One of the first things I do before starting another garden bed is examine the current state of the soil where the bed will be located. In Ohio, I was blessed with an abundance of rock-hard clay soil. I hope you caught on to my sarcasm because I didn't even try working with it. With the help of my three strong sons, I removed the sod, and then dug four to six inches down removing all the offensive soil. I then went to my local garden center and had high-grade gardening soil trucked in.
Raised beds are also an option. In Nevada, I have the opposite problem where soil was concerned. I live on a beach with no water. The ground around my home is nothing but sand. Here I used raised beds because I didn't have to worry about drainage as I did in the clay soil of Ohio. My hubby made boxes made of leftover wood and I filled them with soil from a local garden center.
Both of these are extreme cases. If you have good soil, then rejoice, but it doesn’t mean your soil doesn’t need regular help to stay healthy.
Most people believe all they need to do is add fertilizer to their soil for the plants to grow. Although it is one of the key ingredients, it doesn’t replace a good old-fashioned compost pile or other organic amendments that decompose and add humus to your soil. Humus increases your soil’s aeration and its ability to absorb (and drain) moisture as well as help your plants absorb the nutrients it needs.
Organic amendments come from something that once lived.
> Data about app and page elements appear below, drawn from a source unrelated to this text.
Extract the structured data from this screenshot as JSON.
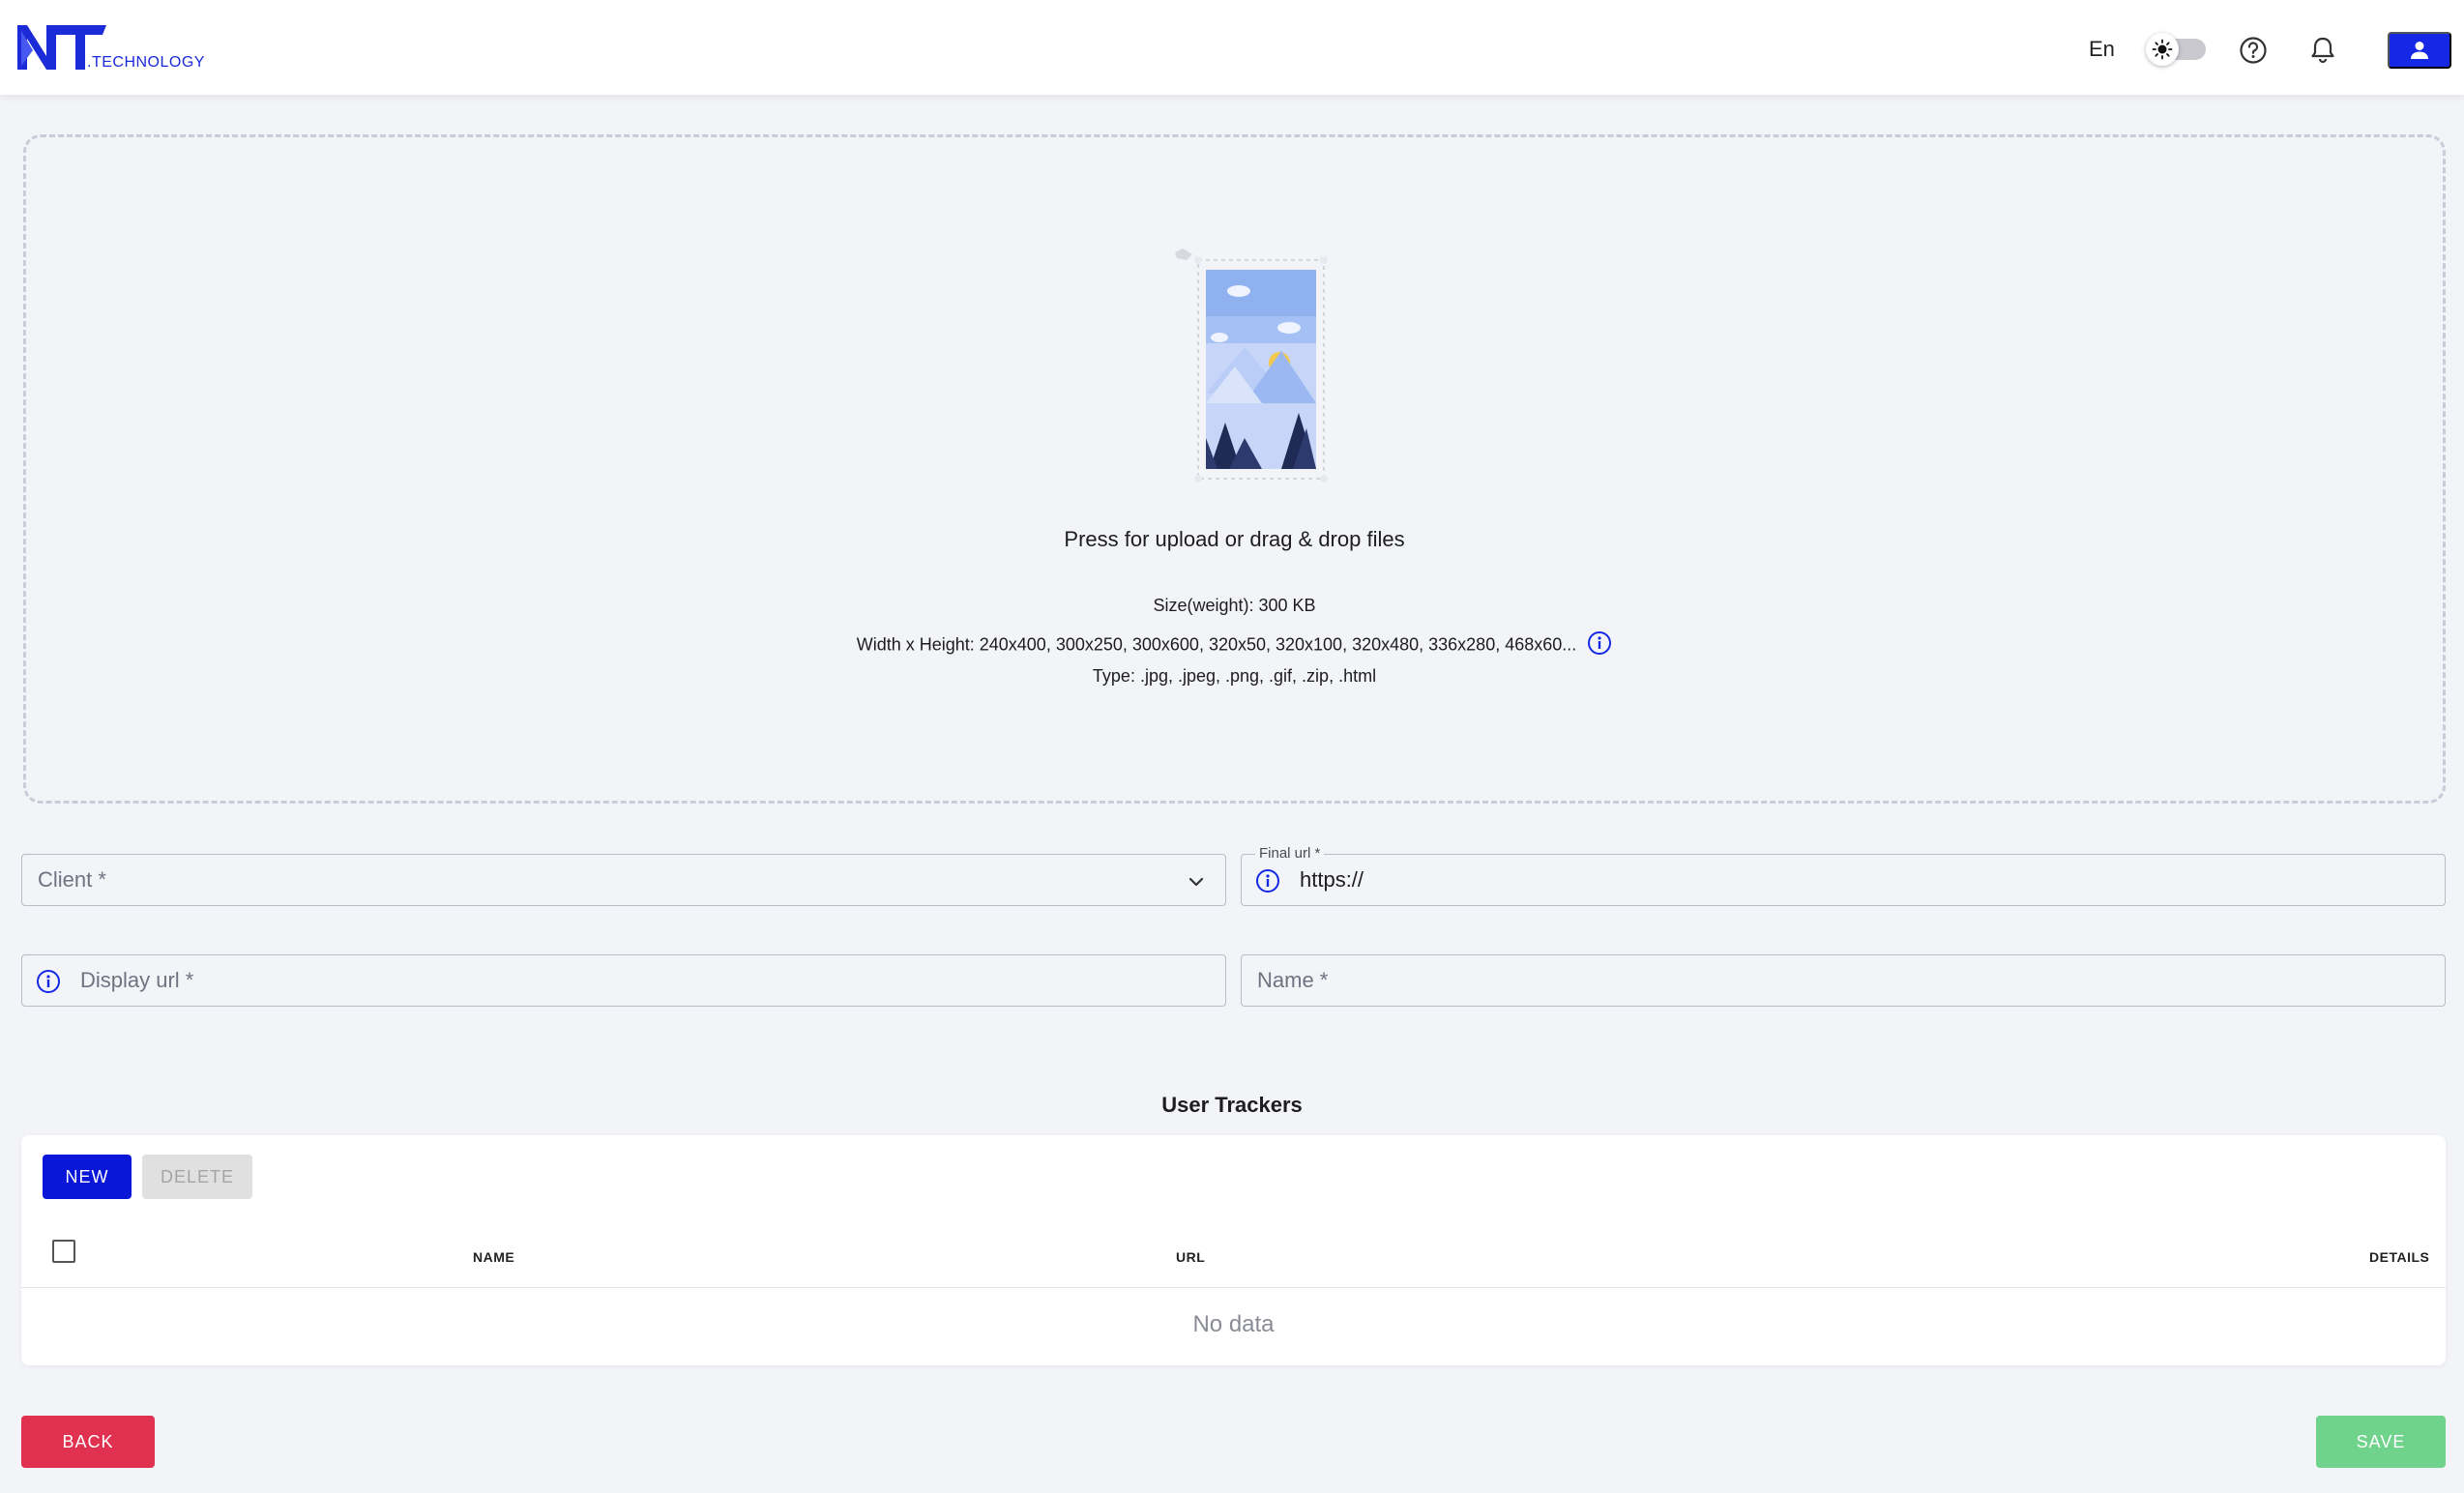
{
  "header": {
    "logo_text": ".TECHNOLOGY",
    "language": "En",
    "theme_toggle_on": false
  },
  "upload": {
    "title": "Press for upload or drag & drop files",
    "size": "Size(weight): 300 KB",
    "dimensions": "Width x Height: 240x400, 300x250, 300x600, 320x50, 320x100, 320x480, 336x280, 468x60...",
    "types": "Type: .jpg, .jpeg, .png, .gif, .zip, .html"
  },
  "form": {
    "client_placeholder": "Client *",
    "final_url_label": "Final url *",
    "final_url_value": "https://",
    "display_url_placeholder": "Display url *",
    "name_placeholder": "Name *"
  },
  "trackers": {
    "title": "User Trackers",
    "new_label": "NEW",
    "delete_label": "DELETE",
    "columns": [
      "NAME",
      "URL",
      "DETAILS"
    ],
    "empty_text": "No data"
  },
  "footer": {
    "back_label": "BACK",
    "save_label": "SAVE"
  },
  "colors": {
    "primary": "#0a16d8",
    "danger": "#e03150",
    "success": "#6fd38c",
    "logo": "#1b2bd8"
  }
}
They include sphagnum peat, wood chips, grass clippings, straw, compost, manure, bio-solids, sawdust and wood ash. There are various uses for each depending on your soil type. I suggest doing some additional research to find what is best for your area and soil.
If you plan to establish a container garden, there too you'll need to get dirt specific for pots. Do not use plain garden soil. Although it will work is lacks the ability to hold moisture needed for growing in containers.
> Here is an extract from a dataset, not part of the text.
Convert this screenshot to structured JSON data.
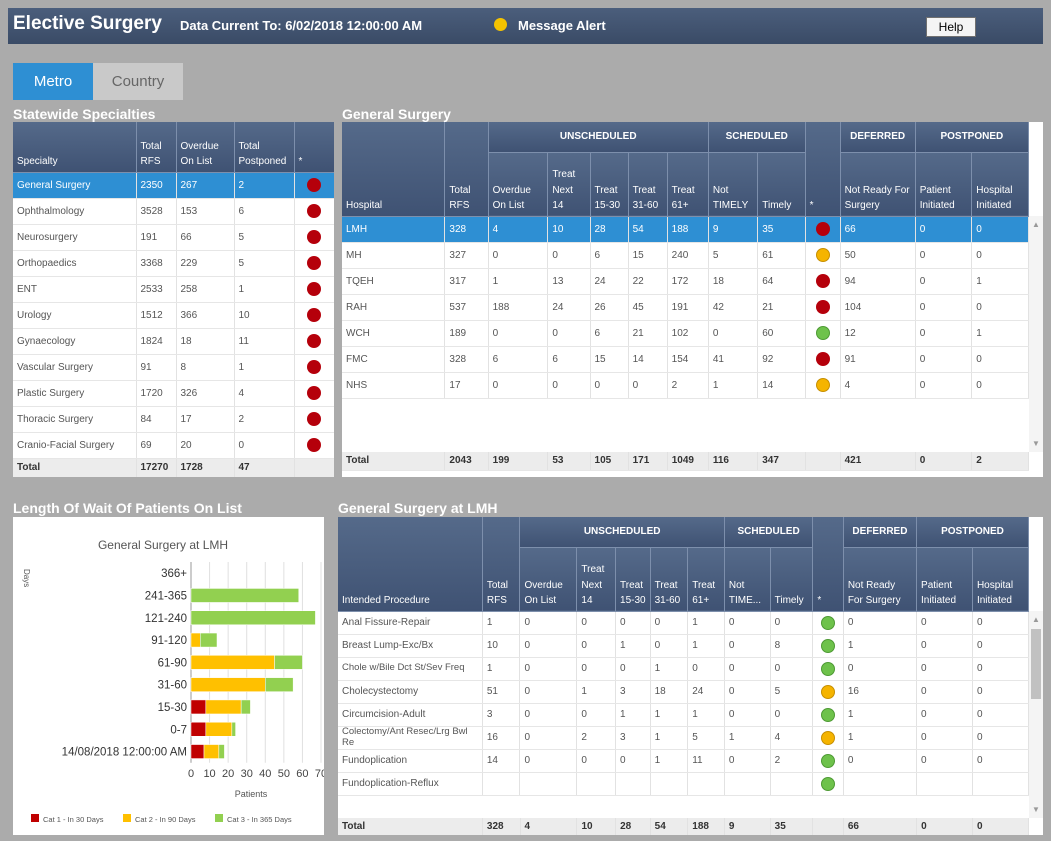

Your turn: Have you ever started a garden by bringing in new dirt?